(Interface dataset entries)
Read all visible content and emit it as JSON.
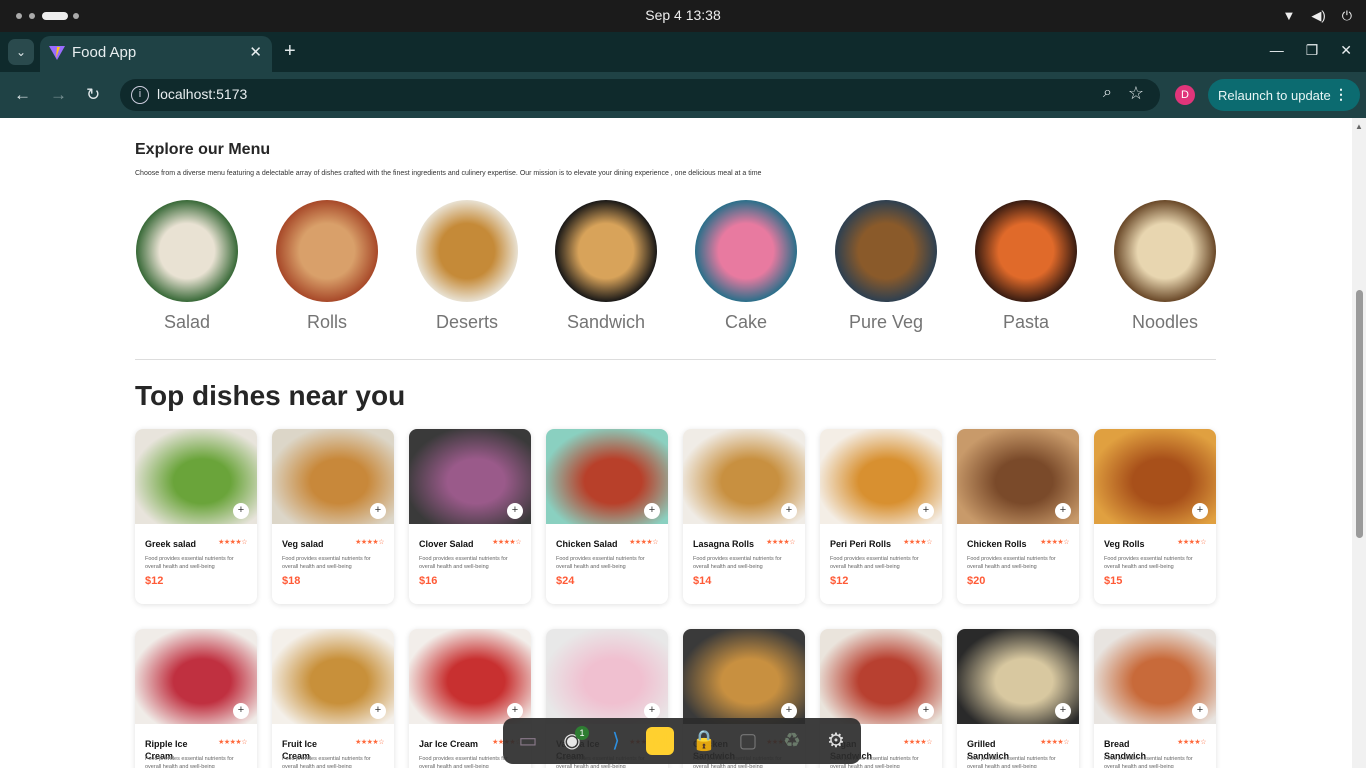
{
  "system": {
    "clock": "Sep 4  13:38"
  },
  "browser": {
    "tab_title": "Food App",
    "url": "localhost:5173",
    "profile_initial": "D",
    "relaunch_label": "Relaunch to update"
  },
  "menu": {
    "title": "Explore our Menu",
    "description": "Choose from a diverse menu featuring a delectable array of dishes crafted with the finest ingredients and culinery expertise. Our mission is to elevate your dining experience , one delicious meal at a time",
    "categories": [
      {
        "name": "Salad",
        "colors": [
          "#3b6b3a",
          "#e9e2d3"
        ]
      },
      {
        "name": "Rolls",
        "colors": [
          "#a84a2a",
          "#d9a06a"
        ]
      },
      {
        "name": "Deserts",
        "colors": [
          "#e8e0d0",
          "#c58a38"
        ]
      },
      {
        "name": "Sandwich",
        "colors": [
          "#1c1a18",
          "#d8a35a"
        ]
      },
      {
        "name": "Cake",
        "colors": [
          "#2d6f8a",
          "#e87aa0"
        ]
      },
      {
        "name": "Pure Veg",
        "colors": [
          "#2f4050",
          "#8a5a2a"
        ]
      },
      {
        "name": "Pasta",
        "colors": [
          "#3b1d12",
          "#e06a2a"
        ]
      },
      {
        "name": "Noodles",
        "colors": [
          "#6b4a2a",
          "#e8d6b0"
        ]
      }
    ]
  },
  "top_dishes": {
    "title": "Top dishes near you",
    "rating": "★★★★☆",
    "description": "Food provides essential nutrients for overall health and well-being",
    "row1": [
      {
        "name": "Greek salad",
        "price": "$12",
        "colors": [
          "#e8e4dc",
          "#6aa43a"
        ]
      },
      {
        "name": "Veg salad",
        "price": "$18",
        "colors": [
          "#dcd6c8",
          "#c8883a"
        ]
      },
      {
        "name": "Clover Salad",
        "price": "$16",
        "colors": [
          "#3a3a3a",
          "#9a5a8a"
        ]
      },
      {
        "name": "Chicken Salad",
        "price": "$24",
        "colors": [
          "#8ad0c0",
          "#b8402a"
        ]
      },
      {
        "name": "Lasagna Rolls",
        "price": "$14",
        "colors": [
          "#f0ece6",
          "#c89040"
        ]
      },
      {
        "name": "Peri Peri Rolls",
        "price": "$12",
        "colors": [
          "#f4eee6",
          "#d89030"
        ]
      },
      {
        "name": "Chicken Rolls",
        "price": "$20",
        "colors": [
          "#c89a6a",
          "#7a4a2a"
        ]
      },
      {
        "name": "Veg Rolls",
        "price": "$15",
        "colors": [
          "#e0a040",
          "#a8501a"
        ]
      }
    ],
    "row2": [
      {
        "name": "Ripple Ice Cream",
        "colors": [
          "#f0ece8",
          "#c03040"
        ]
      },
      {
        "name": "Fruit Ice Cream",
        "colors": [
          "#f4f0ea",
          "#c8903a"
        ]
      },
      {
        "name": "Jar Ice Cream",
        "colors": [
          "#f2eeea",
          "#c83030"
        ]
      },
      {
        "name": "Vanilla Ice Cream",
        "colors": [
          "#e8e8e8",
          "#f0c0d0"
        ]
      },
      {
        "name": "Chicken Sandwich",
        "colors": [
          "#3a3a3a",
          "#c89040"
        ]
      },
      {
        "name": "Vegan Sandwich",
        "colors": [
          "#eae4dc",
          "#b84030"
        ]
      },
      {
        "name": "Grilled Sandwich",
        "colors": [
          "#2a2a2a",
          "#d8c8a0"
        ]
      },
      {
        "name": "Bread Sandwich",
        "colors": [
          "#e8e4e0",
          "#c86a3a"
        ]
      }
    ]
  },
  "dock": {
    "apps": [
      "files-icon",
      "chrome-icon",
      "vscode-icon",
      "miro-icon",
      "lock-icon",
      "ssd-icon",
      "trash-icon",
      "settings-icon"
    ],
    "chrome_badge": "1"
  }
}
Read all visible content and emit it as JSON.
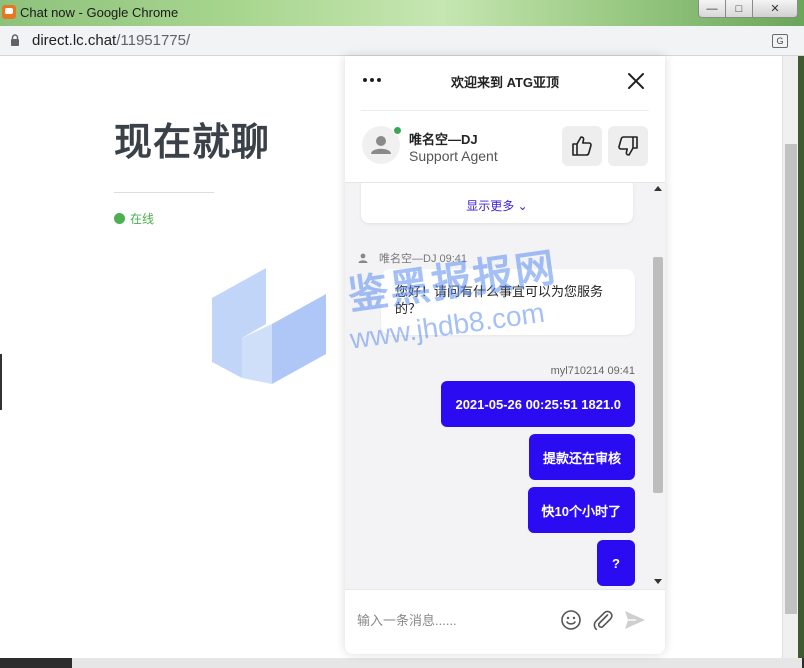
{
  "window": {
    "title": "Chat now - Google Chrome",
    "min_label": "—",
    "max_label": "□",
    "close_label": "✕"
  },
  "urlbar": {
    "host": "direct.lc.chat",
    "path": "/11951775/",
    "translate_label": "G"
  },
  "page": {
    "title": "现在就聊",
    "status": "在线"
  },
  "widget": {
    "title": "欢迎来到 ATG亚顶",
    "agent": {
      "name": "唯名空—DJ",
      "role": "Support Agent"
    },
    "show_more": "显示更多 ⌄",
    "messages": [
      {
        "author": "唯名空—DJ",
        "time": "09:41",
        "meta": "唯名空—DJ 09:41",
        "text": "您好！请问有什么事宜可以为您服务的？"
      }
    ],
    "visitor": {
      "meta": "myl710214 09:41",
      "messages": [
        "2021-05-26 00:25:51 1821.0",
        "提款还在审核",
        "快10个小时了",
        "?"
      ]
    },
    "composer": {
      "placeholder": "输入一条消息......"
    }
  },
  "watermark": {
    "text": "鉴黑报报网",
    "url": "www.jhdb8.com"
  },
  "colors": {
    "visitor_bubble": "#2b0cf2",
    "online": "#4caf50",
    "link": "#3a1fd6"
  }
}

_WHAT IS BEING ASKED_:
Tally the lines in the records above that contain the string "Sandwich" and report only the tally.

_EXERCISE ANSWER_:
5